Directions for this task
In the following listing, find the lines containing "Dati" and report them.

***

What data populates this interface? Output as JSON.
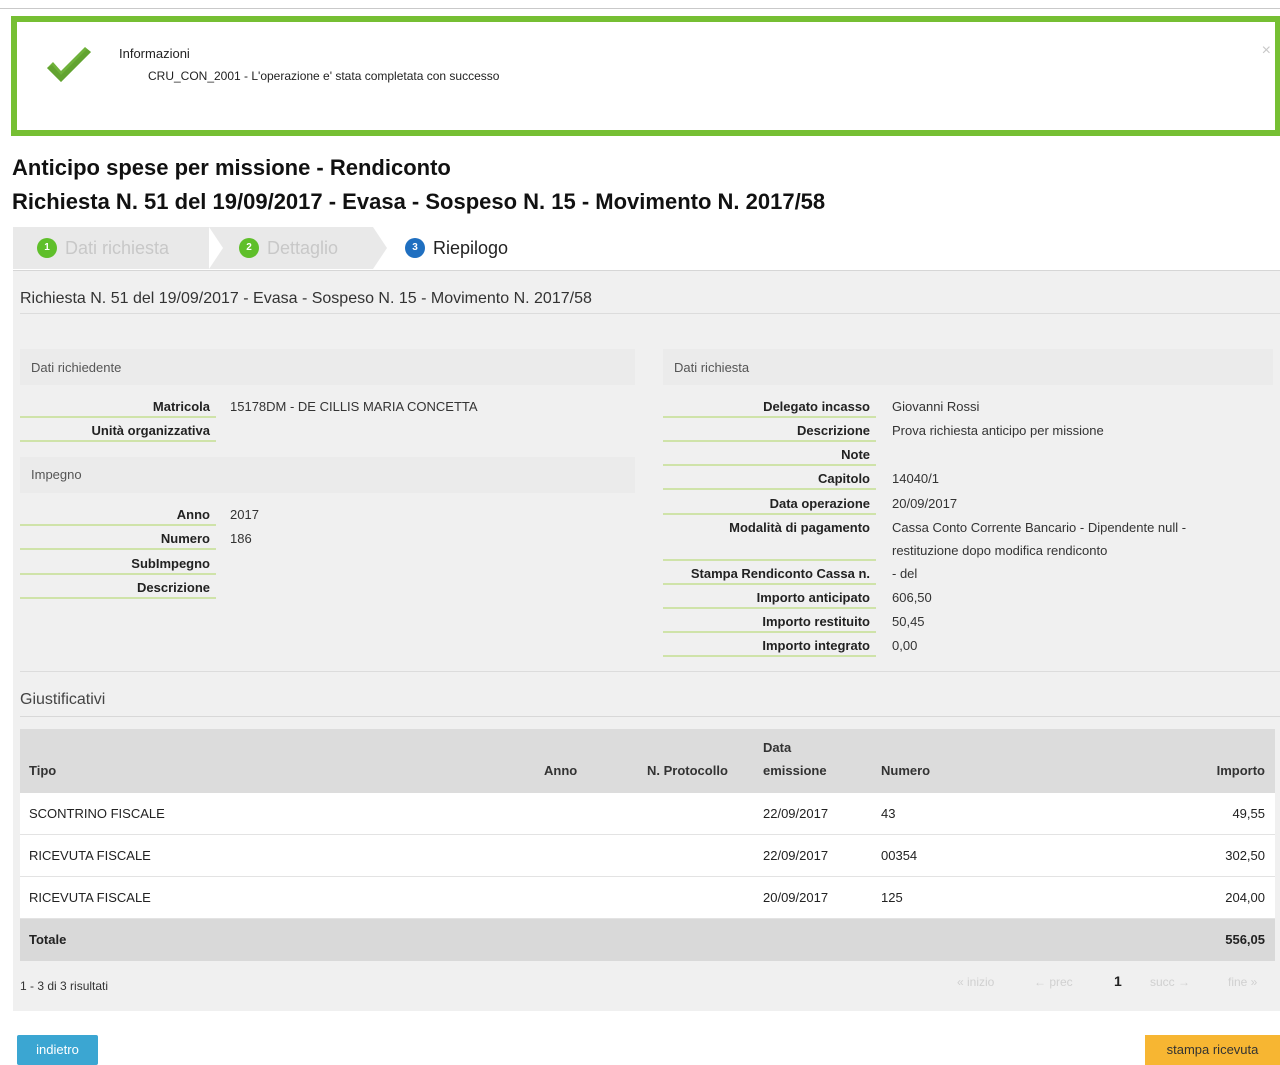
{
  "alert": {
    "title": "Informazioni",
    "message": "CRU_CON_2001 - L'operazione e' stata completata con successo",
    "close": "×"
  },
  "page": {
    "title": "Anticipo spese per missione - Rendiconto",
    "subtitle": "Richiesta N. 51 del 19/09/2017 - Evasa - Sospeso N. 15 - Movimento N. 2017/58"
  },
  "wizard": {
    "steps": [
      {
        "num": "1",
        "label": "Dati richiesta"
      },
      {
        "num": "2",
        "label": "Dettaglio"
      },
      {
        "num": "3",
        "label": "Riepilogo"
      }
    ]
  },
  "panel": {
    "title": "Richiesta N. 51 del 19/09/2017 - Evasa - Sospeso N. 15 - Movimento N. 2017/58"
  },
  "richiedente": {
    "heading": "Dati richiedente",
    "fields": [
      {
        "key": "Matricola",
        "value": "15178DM - DE CILLIS MARIA CONCETTA"
      },
      {
        "key": "Unità organizzativa",
        "value": ""
      }
    ]
  },
  "impegno": {
    "heading": "Impegno",
    "fields": [
      {
        "key": "Anno",
        "value": "2017"
      },
      {
        "key": "Numero",
        "value": "186"
      },
      {
        "key": "SubImpegno",
        "value": ""
      },
      {
        "key": "Descrizione",
        "value": ""
      }
    ]
  },
  "richiesta": {
    "heading": "Dati richiesta",
    "fields": [
      {
        "key": "Delegato incasso",
        "value": "Giovanni Rossi"
      },
      {
        "key": "Descrizione",
        "value": "Prova richiesta anticipo per missione"
      },
      {
        "key": "Note",
        "value": ""
      },
      {
        "key": "Capitolo",
        "value": "14040/1"
      },
      {
        "key": "Data operazione",
        "value": "20/09/2017"
      },
      {
        "key": "Modalità di pagamento",
        "value": "Cassa Conto Corrente Bancario - Dipendente null -",
        "value2": "restituzione dopo modifica rendiconto"
      },
      {
        "key": "Stampa Rendiconto Cassa n.",
        "value": "- del"
      },
      {
        "key": "Importo anticipato",
        "value": "606,50"
      },
      {
        "key": "Importo restituito",
        "value": "50,45"
      },
      {
        "key": "Importo integrato",
        "value": "0,00"
      }
    ]
  },
  "giustificativi": {
    "heading": "Giustificativi",
    "columns": {
      "tipo": "Tipo",
      "anno": "Anno",
      "protocollo": "N. Protocollo",
      "data_line1": "Data",
      "data_line2": "emissione",
      "numero": "Numero",
      "importo": "Importo"
    },
    "rows": [
      {
        "tipo": "SCONTRINO FISCALE",
        "anno": "",
        "protocollo": "",
        "data": "22/09/2017",
        "numero": "43",
        "importo": "49,55"
      },
      {
        "tipo": "RICEVUTA FISCALE",
        "anno": "",
        "protocollo": "",
        "data": "22/09/2017",
        "numero": "00354",
        "importo": "302,50"
      },
      {
        "tipo": "RICEVUTA FISCALE",
        "anno": "",
        "protocollo": "",
        "data": "20/09/2017",
        "numero": "125",
        "importo": "204,00"
      }
    ],
    "total_label": "Totale",
    "total_value": "556,05"
  },
  "pagination": {
    "info": "1 - 3 di 3 risultati",
    "first": "« inizio",
    "prev": "← prec",
    "current": "1",
    "next": "succ →",
    "last": "fine »"
  },
  "buttons": {
    "back": "indietro",
    "print": "stampa ricevuta"
  },
  "colors": {
    "alert_border": "#76bf33",
    "step_done": "#5fbf2a",
    "step_active": "#1f6fc0",
    "back_button": "#3ba6d2",
    "print_button": "#f7b632",
    "field_underline": "#cfe3a9"
  }
}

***

Result for this exercise
        "label": "Dati richiesta"
    "heading": "Dati richiedente",
    "heading": "Dati richiesta",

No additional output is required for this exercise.